■ ASSIGNED TASK
When a line of the entries contains the word "text", report that line.

■ TASK INPUTS
━━━━━━━━━━

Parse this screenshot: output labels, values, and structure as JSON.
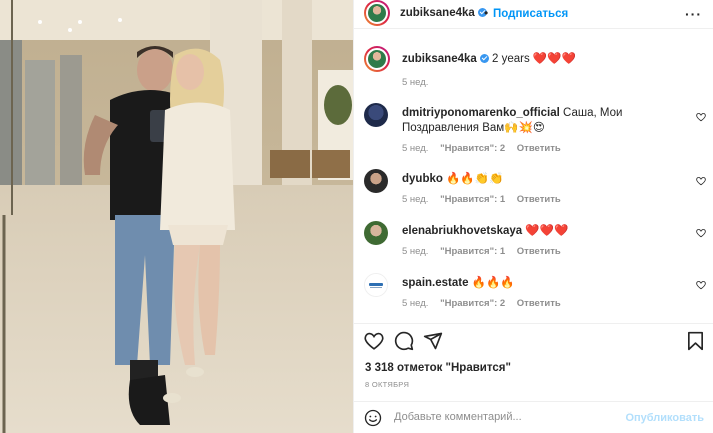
{
  "post": {
    "username": "zubiksane4ka",
    "dot": "•",
    "follow_label": "Подписаться",
    "more_icon": "more-horizontal-icon",
    "caption": {
      "username": "zubiksane4ka",
      "text": "2 years ❤️❤️❤️",
      "time": "5 нед."
    },
    "comments": [
      {
        "username": "dmitriyponomarenko_official",
        "text": "Саша, Мои Поздравления Вам🙌💥😍",
        "time": "5 нед.",
        "likes": "\"Нравится\": 2",
        "reply": "Ответить"
      },
      {
        "username": "dyubko",
        "text": "🔥🔥👏👏",
        "time": "5 нед.",
        "likes": "\"Нравится\": 1",
        "reply": "Ответить"
      },
      {
        "username": "elenabriukhovetskaya",
        "text": "❤️❤️❤️",
        "time": "5 нед.",
        "likes": "\"Нравится\": 1",
        "reply": "Ответить"
      },
      {
        "username": "spain.estate",
        "text": "🔥🔥🔥",
        "time": "5 нед.",
        "likes": "\"Нравится\": 2",
        "reply": "Ответить"
      }
    ],
    "likes_count": "3 318 отметок \"Нравится\"",
    "date": "8 ОКТЯБРЯ",
    "comment_placeholder": "Добавьте комментарий...",
    "publish_label": "Опубликовать"
  },
  "colors": {
    "accent": "#0095f6",
    "verified": "#3897f0",
    "muted": "#8e8e8e",
    "publish_disabled": "#b2dffc"
  }
}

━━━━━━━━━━

■ RESPONSE TO THIS EXERCISE
      "text": "2 years ❤️❤️❤️",
        "text": "Саша, Мои Поздравления Вам🙌💥😍",
        "text": "🔥🔥👏👏",
        "text": "❤️❤️❤️",
        "text": "🔥🔥🔥",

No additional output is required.